Mosquitoes as weapons? It was nearly a real-life threat during World War II, new research suggests.
Researchers now say that Nazi scientists were plotting to weaponize mosquitoes. The plan, which appears never to have been implemented, called for airplanes to release mosquitoes infected with malaria over enemy forces. Scary.
The plan was uncovered by Dr. Klaus Reinhardt, a biologist at the University of Tübingen, who pored over records involving the notorious Dachau concentration camp. His findings were published in the December edition of the quarterly magazine Endeavour.
The mosquito plan dates back to January 1942. That's when Heinrich Himmler, head of the Schutzstaffel (SS) and police in Nazi Germany, reportedly ordered the creation of an entomological institute to study the physiology and control of harmful insects, Reinhardt noted in the article's abstract. The institute was headed by insect researcher Eduard May.
Although the use of chemical and biological weapons was outlawed by the Geneva Protocol of 1925, the question of whether Hitler abided by this edict has long been a topic of debate, the BBC reported. Nazi gas chambers prove the Third Reich's willingness to use poison on civilians, but some historians have argued Hitler did not approve such tactics for the battlefield.
In the article, Reinhardt acknowledges that the evidence for using mosquitoes for biological warfare is far from conclusive.
"The idea to grow malaria-laden mosquitoes and drop them on people is not very well documented other than by the words 'growing station' and 'airdropping site,'" Reinhardt told National Geographic in an email. "The equipment May had at hand was actually rather pathetic."

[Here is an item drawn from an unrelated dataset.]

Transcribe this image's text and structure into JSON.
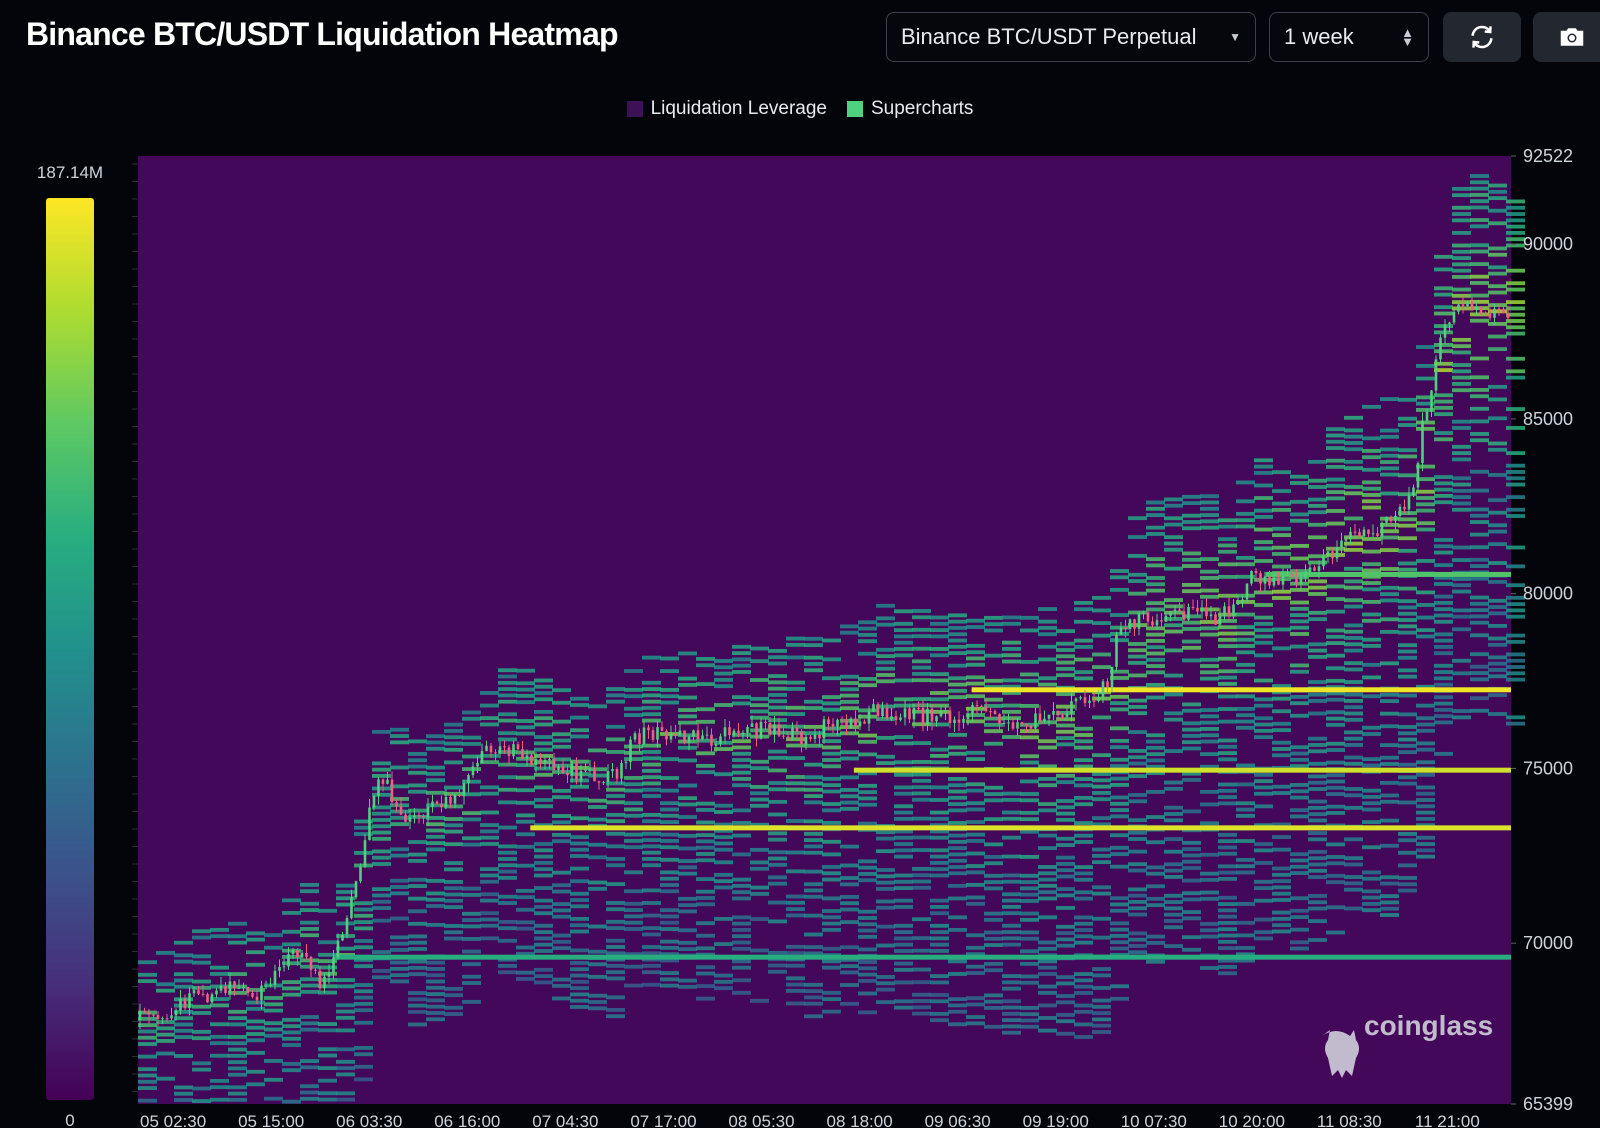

This is not the first time researchers have offered evidence of Nazi experiments involving "mosquito warfare."
In 2006, Yale history professor Frank Snowden published a book called The Conquest of Malaria in Italy, in which he maintained that the Nazis released malaria-infected mosquitoes to try to stop advancing Allied troops in Italy.
Using American archives and the diaries of Italian soldiers, Snowden's book details how a Nazi entomologist named Erich Martinia allegedly directed the Germans to flood marshes near Rome and fill them with the larvae of malaria-carrying mosquitoes, the Telegraph reported.
Because they were inoculated against malaria, British and American troops wouldn't have been affected by the alleged attack, according to Snowden. But malaria cases did soar among civilians in the area.
Still, not everyone is convinced.
Dr. Eric Toner, an expert in medical responses to bioterrorism at the University of Pittsburgh, told National Geographic that while Reinhardt "makes a good case" regarding possible Nazi offensive biowarfare experimentation, he does not see a "smoking gun."